Nothing in the entries may change when you repeat them, and no images may appear.

Entries from a dataset of interfaces:
▬▬▬▬▬▬

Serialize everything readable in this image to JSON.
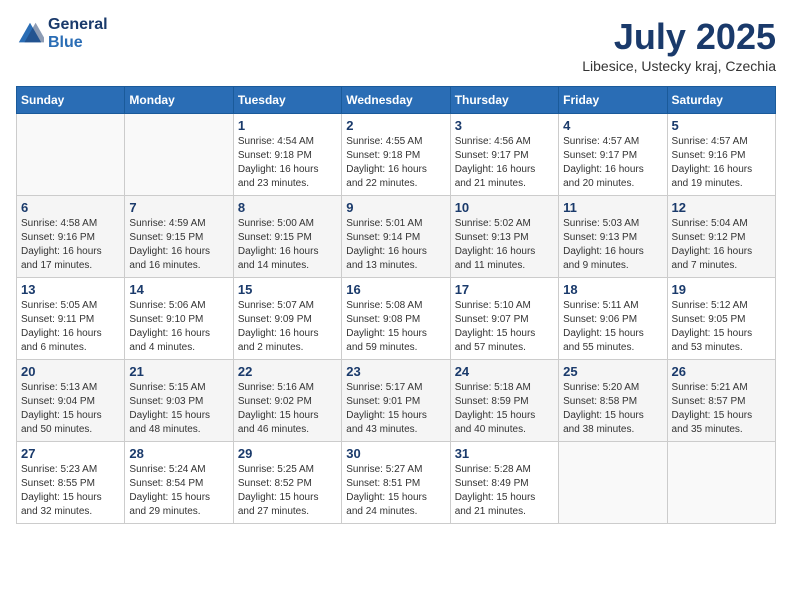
{
  "header": {
    "logo_line1": "General",
    "logo_line2": "Blue",
    "month": "July 2025",
    "location": "Libesice, Ustecky kraj, Czechia"
  },
  "days_of_week": [
    "Sunday",
    "Monday",
    "Tuesday",
    "Wednesday",
    "Thursday",
    "Friday",
    "Saturday"
  ],
  "weeks": [
    [
      {
        "day": "",
        "info": ""
      },
      {
        "day": "",
        "info": ""
      },
      {
        "day": "1",
        "info": "Sunrise: 4:54 AM\nSunset: 9:18 PM\nDaylight: 16 hours\nand 23 minutes."
      },
      {
        "day": "2",
        "info": "Sunrise: 4:55 AM\nSunset: 9:18 PM\nDaylight: 16 hours\nand 22 minutes."
      },
      {
        "day": "3",
        "info": "Sunrise: 4:56 AM\nSunset: 9:17 PM\nDaylight: 16 hours\nand 21 minutes."
      },
      {
        "day": "4",
        "info": "Sunrise: 4:57 AM\nSunset: 9:17 PM\nDaylight: 16 hours\nand 20 minutes."
      },
      {
        "day": "5",
        "info": "Sunrise: 4:57 AM\nSunset: 9:16 PM\nDaylight: 16 hours\nand 19 minutes."
      }
    ],
    [
      {
        "day": "6",
        "info": "Sunrise: 4:58 AM\nSunset: 9:16 PM\nDaylight: 16 hours\nand 17 minutes."
      },
      {
        "day": "7",
        "info": "Sunrise: 4:59 AM\nSunset: 9:15 PM\nDaylight: 16 hours\nand 16 minutes."
      },
      {
        "day": "8",
        "info": "Sunrise: 5:00 AM\nSunset: 9:15 PM\nDaylight: 16 hours\nand 14 minutes."
      },
      {
        "day": "9",
        "info": "Sunrise: 5:01 AM\nSunset: 9:14 PM\nDaylight: 16 hours\nand 13 minutes."
      },
      {
        "day": "10",
        "info": "Sunrise: 5:02 AM\nSunset: 9:13 PM\nDaylight: 16 hours\nand 11 minutes."
      },
      {
        "day": "11",
        "info": "Sunrise: 5:03 AM\nSunset: 9:13 PM\nDaylight: 16 hours\nand 9 minutes."
      },
      {
        "day": "12",
        "info": "Sunrise: 5:04 AM\nSunset: 9:12 PM\nDaylight: 16 hours\nand 7 minutes."
      }
    ],
    [
      {
        "day": "13",
        "info": "Sunrise: 5:05 AM\nSunset: 9:11 PM\nDaylight: 16 hours\nand 6 minutes."
      },
      {
        "day": "14",
        "info": "Sunrise: 5:06 AM\nSunset: 9:10 PM\nDaylight: 16 hours\nand 4 minutes."
      },
      {
        "day": "15",
        "info": "Sunrise: 5:07 AM\nSunset: 9:09 PM\nDaylight: 16 hours\nand 2 minutes."
      },
      {
        "day": "16",
        "info": "Sunrise: 5:08 AM\nSunset: 9:08 PM\nDaylight: 15 hours\nand 59 minutes."
      },
      {
        "day": "17",
        "info": "Sunrise: 5:10 AM\nSunset: 9:07 PM\nDaylight: 15 hours\nand 57 minutes."
      },
      {
        "day": "18",
        "info": "Sunrise: 5:11 AM\nSunset: 9:06 PM\nDaylight: 15 hours\nand 55 minutes."
      },
      {
        "day": "19",
        "info": "Sunrise: 5:12 AM\nSunset: 9:05 PM\nDaylight: 15 hours\nand 53 minutes."
      }
    ],
    [
      {
        "day": "20",
        "info": "Sunrise: 5:13 AM\nSunset: 9:04 PM\nDaylight: 15 hours\nand 50 minutes."
      },
      {
        "day": "21",
        "info": "Sunrise: 5:15 AM\nSunset: 9:03 PM\nDaylight: 15 hours\nand 48 minutes."
      },
      {
        "day": "22",
        "info": "Sunrise: 5:16 AM\nSunset: 9:02 PM\nDaylight: 15 hours\nand 46 minutes."
      },
      {
        "day": "23",
        "info": "Sunrise: 5:17 AM\nSunset: 9:01 PM\nDaylight: 15 hours\nand 43 minutes."
      },
      {
        "day": "24",
        "info": "Sunrise: 5:18 AM\nSunset: 8:59 PM\nDaylight: 15 hours\nand 40 minutes."
      },
      {
        "day": "25",
        "info": "Sunrise: 5:20 AM\nSunset: 8:58 PM\nDaylight: 15 hours\nand 38 minutes."
      },
      {
        "day": "26",
        "info": "Sunrise: 5:21 AM\nSunset: 8:57 PM\nDaylight: 15 hours\nand 35 minutes."
      }
    ],
    [
      {
        "day": "27",
        "info": "Sunrise: 5:23 AM\nSunset: 8:55 PM\nDaylight: 15 hours\nand 32 minutes."
      },
      {
        "day": "28",
        "info": "Sunrise: 5:24 AM\nSunset: 8:54 PM\nDaylight: 15 hours\nand 29 minutes."
      },
      {
        "day": "29",
        "info": "Sunrise: 5:25 AM\nSunset: 8:52 PM\nDaylight: 15 hours\nand 27 minutes."
      },
      {
        "day": "30",
        "info": "Sunrise: 5:27 AM\nSunset: 8:51 PM\nDaylight: 15 hours\nand 24 minutes."
      },
      {
        "day": "31",
        "info": "Sunrise: 5:28 AM\nSunset: 8:49 PM\nDaylight: 15 hours\nand 21 minutes."
      },
      {
        "day": "",
        "info": ""
      },
      {
        "day": "",
        "info": ""
      }
    ]
  ]
}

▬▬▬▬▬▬

RESULT FOR THIS TASK ▸
Serialize everything readable in this image to JSON.
{
  "header": {
    "logo_line1": "General",
    "logo_line2": "Blue",
    "month": "July 2025",
    "location": "Libesice, Ustecky kraj, Czechia"
  },
  "days_of_week": [
    "Sunday",
    "Monday",
    "Tuesday",
    "Wednesday",
    "Thursday",
    "Friday",
    "Saturday"
  ],
  "weeks": [
    [
      {
        "day": "",
        "info": ""
      },
      {
        "day": "",
        "info": ""
      },
      {
        "day": "1",
        "info": "Sunrise: 4:54 AM\nSunset: 9:18 PM\nDaylight: 16 hours\nand 23 minutes."
      },
      {
        "day": "2",
        "info": "Sunrise: 4:55 AM\nSunset: 9:18 PM\nDaylight: 16 hours\nand 22 minutes."
      },
      {
        "day": "3",
        "info": "Sunrise: 4:56 AM\nSunset: 9:17 PM\nDaylight: 16 hours\nand 21 minutes."
      },
      {
        "day": "4",
        "info": "Sunrise: 4:57 AM\nSunset: 9:17 PM\nDaylight: 16 hours\nand 20 minutes."
      },
      {
        "day": "5",
        "info": "Sunrise: 4:57 AM\nSunset: 9:16 PM\nDaylight: 16 hours\nand 19 minutes."
      }
    ],
    [
      {
        "day": "6",
        "info": "Sunrise: 4:58 AM\nSunset: 9:16 PM\nDaylight: 16 hours\nand 17 minutes."
      },
      {
        "day": "7",
        "info": "Sunrise: 4:59 AM\nSunset: 9:15 PM\nDaylight: 16 hours\nand 16 minutes."
      },
      {
        "day": "8",
        "info": "Sunrise: 5:00 AM\nSunset: 9:15 PM\nDaylight: 16 hours\nand 14 minutes."
      },
      {
        "day": "9",
        "info": "Sunrise: 5:01 AM\nSunset: 9:14 PM\nDaylight: 16 hours\nand 13 minutes."
      },
      {
        "day": "10",
        "info": "Sunrise: 5:02 AM\nSunset: 9:13 PM\nDaylight: 16 hours\nand 11 minutes."
      },
      {
        "day": "11",
        "info": "Sunrise: 5:03 AM\nSunset: 9:13 PM\nDaylight: 16 hours\nand 9 minutes."
      },
      {
        "day": "12",
        "info": "Sunrise: 5:04 AM\nSunset: 9:12 PM\nDaylight: 16 hours\nand 7 minutes."
      }
    ],
    [
      {
        "day": "13",
        "info": "Sunrise: 5:05 AM\nSunset: 9:11 PM\nDaylight: 16 hours\nand 6 minutes."
      },
      {
        "day": "14",
        "info": "Sunrise: 5:06 AM\nSunset: 9:10 PM\nDaylight: 16 hours\nand 4 minutes."
      },
      {
        "day": "15",
        "info": "Sunrise: 5:07 AM\nSunset: 9:09 PM\nDaylight: 16 hours\nand 2 minutes."
      },
      {
        "day": "16",
        "info": "Sunrise: 5:08 AM\nSunset: 9:08 PM\nDaylight: 15 hours\nand 59 minutes."
      },
      {
        "day": "17",
        "info": "Sunrise: 5:10 AM\nSunset: 9:07 PM\nDaylight: 15 hours\nand 57 minutes."
      },
      {
        "day": "18",
        "info": "Sunrise: 5:11 AM\nSunset: 9:06 PM\nDaylight: 15 hours\nand 55 minutes."
      },
      {
        "day": "19",
        "info": "Sunrise: 5:12 AM\nSunset: 9:05 PM\nDaylight: 15 hours\nand 53 minutes."
      }
    ],
    [
      {
        "day": "20",
        "info": "Sunrise: 5:13 AM\nSunset: 9:04 PM\nDaylight: 15 hours\nand 50 minutes."
      },
      {
        "day": "21",
        "info": "Sunrise: 5:15 AM\nSunset: 9:03 PM\nDaylight: 15 hours\nand 48 minutes."
      },
      {
        "day": "22",
        "info": "Sunrise: 5:16 AM\nSunset: 9:02 PM\nDaylight: 15 hours\nand 46 minutes."
      },
      {
        "day": "23",
        "info": "Sunrise: 5:17 AM\nSunset: 9:01 PM\nDaylight: 15 hours\nand 43 minutes."
      },
      {
        "day": "24",
        "info": "Sunrise: 5:18 AM\nSunset: 8:59 PM\nDaylight: 15 hours\nand 40 minutes."
      },
      {
        "day": "25",
        "info": "Sunrise: 5:20 AM\nSunset: 8:58 PM\nDaylight: 15 hours\nand 38 minutes."
      },
      {
        "day": "26",
        "info": "Sunrise: 5:21 AM\nSunset: 8:57 PM\nDaylight: 15 hours\nand 35 minutes."
      }
    ],
    [
      {
        "day": "27",
        "info": "Sunrise: 5:23 AM\nSunset: 8:55 PM\nDaylight: 15 hours\nand 32 minutes."
      },
      {
        "day": "28",
        "info": "Sunrise: 5:24 AM\nSunset: 8:54 PM\nDaylight: 15 hours\nand 29 minutes."
      },
      {
        "day": "29",
        "info": "Sunrise: 5:25 AM\nSunset: 8:52 PM\nDaylight: 15 hours\nand 27 minutes."
      },
      {
        "day": "30",
        "info": "Sunrise: 5:27 AM\nSunset: 8:51 PM\nDaylight: 15 hours\nand 24 minutes."
      },
      {
        "day": "31",
        "info": "Sunrise: 5:28 AM\nSunset: 8:49 PM\nDaylight: 15 hours\nand 21 minutes."
      },
      {
        "day": "",
        "info": ""
      },
      {
        "day": "",
        "info": ""
      }
    ]
  ]
}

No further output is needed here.